Day 3 of the Cotswold Way began in Dursley, earlier than Day 1 & 2 as the forecast was for even warmer weather and for once the reports were correct! I had chosen to run with Donnie again, as I knew the mileage was going to be quite high until the changeover point and he is the youngest and fittest of my dogs.
The first 3 miles out of Dursley were steep uphills, followed by even steeper downhills, then uphill again, the hills being a recurring theme over the 3 days so far. After a relatively slow start due to the humidity and the difficulty of the ascents, we started to move a little bit quicker along the top of the ridge. We enjoyed a bit of sight seeing too, with plenty of local, ancient monuments including the Nympsfield Long Barrow.
Lots of the section following this was along the side of the hill, shaded under trees and there were bluebells everywhere, making the next few miles very pleasant. We made our way down into Stonehouse and crossed over the A419 and back up the other side of the valley through fields to take us to Standish Wood. It was at this point it really started to warm up and luckily there were some natural water points and troughs on the route for the dogs to cool off in.

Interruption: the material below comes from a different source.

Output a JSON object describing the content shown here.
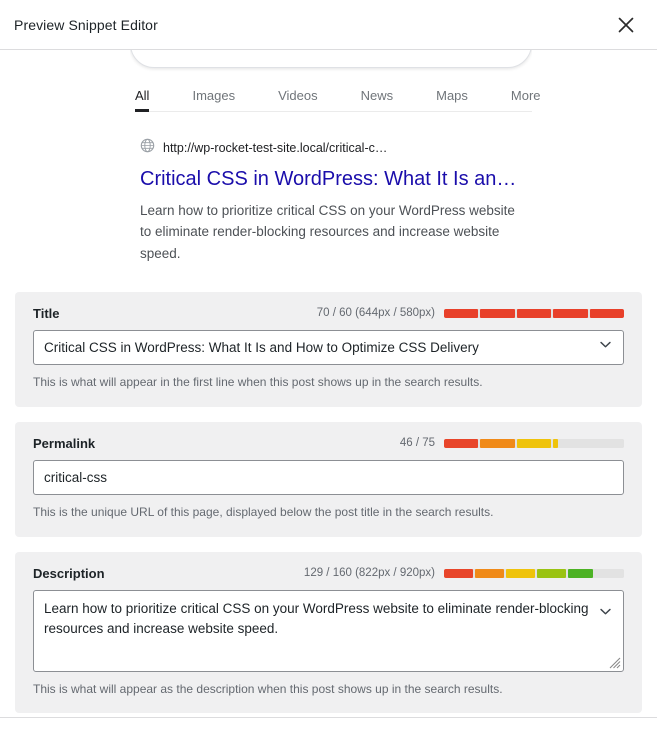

The trails along through Standish Wood were absolutely stunning, relatively flat and again filled with bluebells. We made our way through the woods and then out into the fields to see more monuments, this time the Haresfield Beacon. I was getting really warm and we were stopping regularly, every mile or so, to keep checking the dogs were ok. Needless to say they coped far better than us humans did, never once showing the signs of being too warm. The regular stops did slow us down a fair bit though and so it was a welcome sight when we saw the stone marker which told us we had completed 55 miles of the whole route so far and 47 miles left to Chipping Camden, the finish point.
Once we got through Painswick, we had a dog swap and I paired up with Judo for the next leg of our journey. We had completed 17 miles in getting to the other side of Painswick and had another 10 to go but it had cooled down considerably, so we set off again intending to get some more running done. The wooded section we travelled along was again set in the side of the hill and afforded us some natural shelter from the sun, until we came out at the top of Coopers Hill, well known locally for the cheese rolling competition held there annually.

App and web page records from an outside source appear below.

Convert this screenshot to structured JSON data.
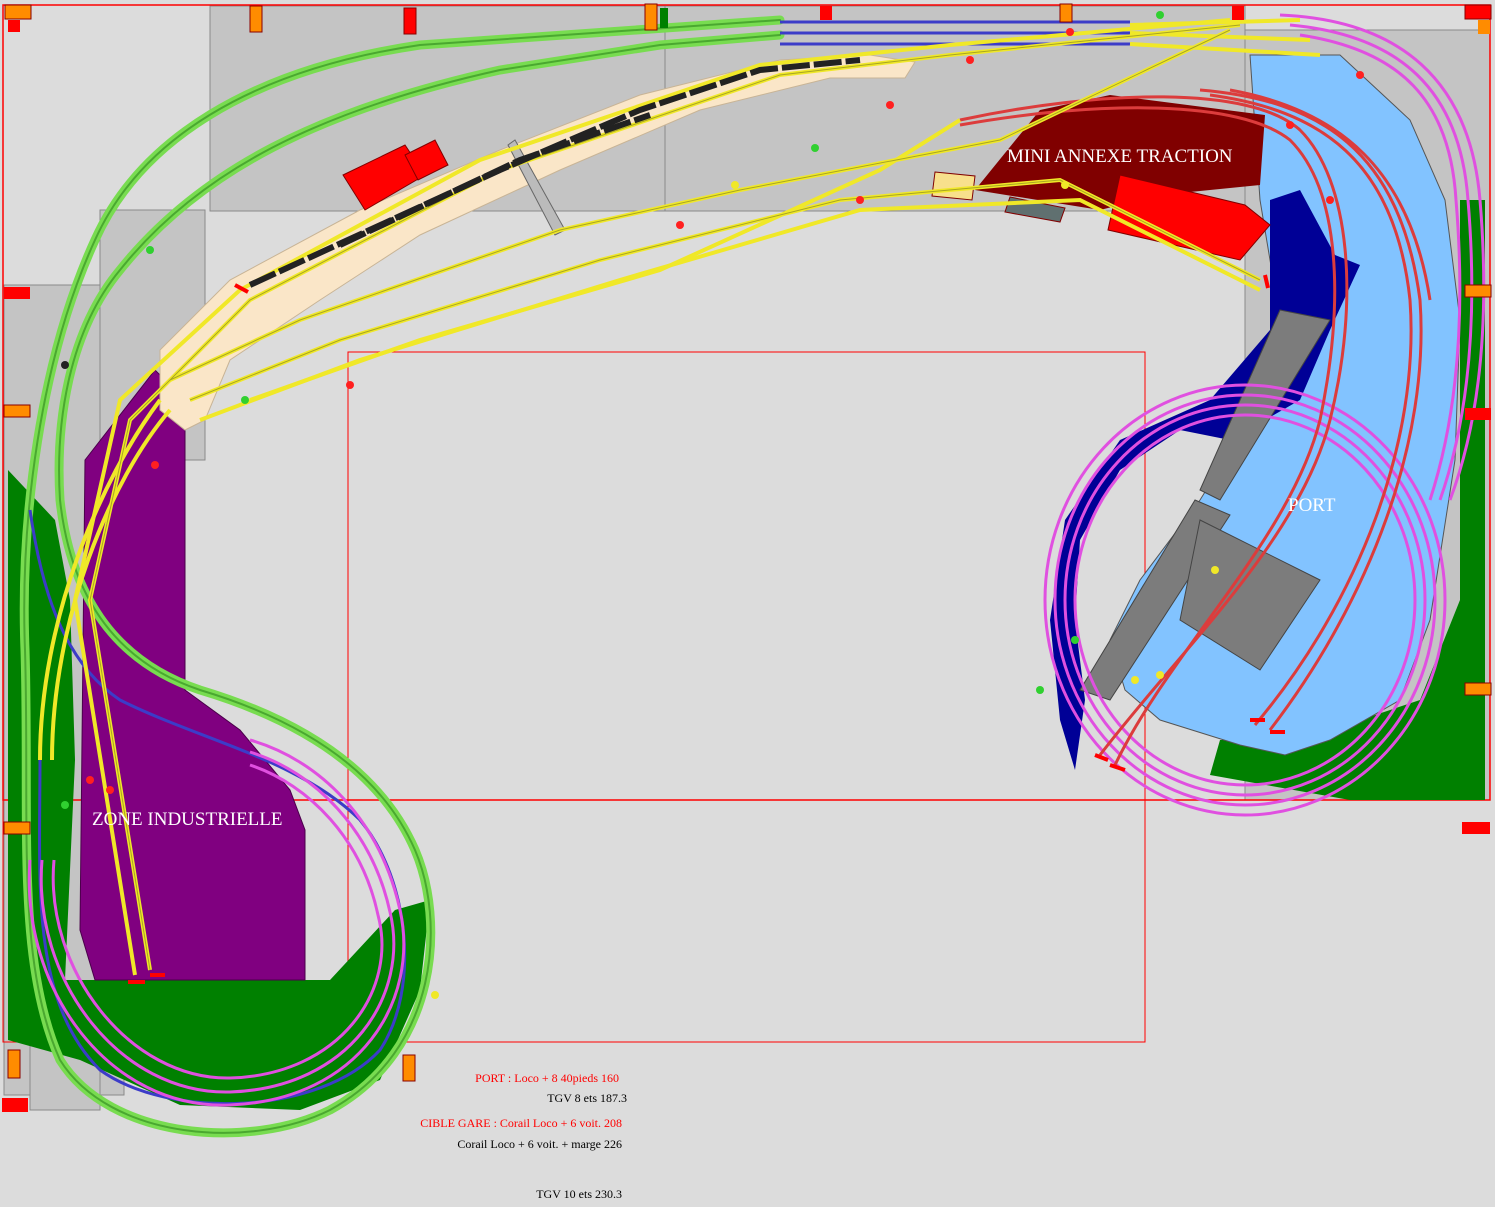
{
  "labels": {
    "annexe": "MINI ANNEXE TRACTION",
    "port": "PORT",
    "zone_industrielle": "ZONE INDUSTRIELLE"
  },
  "notes": [
    {
      "text": "PORT : Loco + 8 40pieds 160",
      "color": "#ff0000"
    },
    {
      "text": "TGV 8 ets 187.3",
      "color": "#000000"
    },
    {
      "text": "CIBLE GARE : Corail Loco + 6 voit. 208",
      "color": "#ff0000"
    },
    {
      "text": "Corail Loco + 6 voit. + marge 226",
      "color": "#000000"
    },
    {
      "text": "TGV 10 ets 230.3",
      "color": "#000000"
    }
  ],
  "colors": {
    "background": "#dcdcdc",
    "track_yellow": "#f0e828",
    "track_green": "#78dc50",
    "track_blue": "#3c3cc8",
    "track_magenta": "#e050e0",
    "track_red": "#dc3c3c",
    "industrial_zone": "#800080",
    "water": "#82c3ff",
    "deep_water": "#000096",
    "grass": "#008000",
    "annexe_roof": "#800000",
    "platform": "#fae6c8",
    "building_red": "#ff0000",
    "frame": "#ff0000"
  }
}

The last part of the journey was again down wooded trails set into the hill, until we reached the viewing point by Birdlip and we had to cross a very tricky section of main road from the Air Balloon pub across the A417 to Crickley Hill Country Park. The sun was out in full force and it was lucky we were nearing the end of the days miles so the dogs didn’t have far to go once we got into the park. We climbed the last mile to the top of Crickley Hill and posed for a quick photo to mark the end of a gruelling 27 mile day of canicrossing.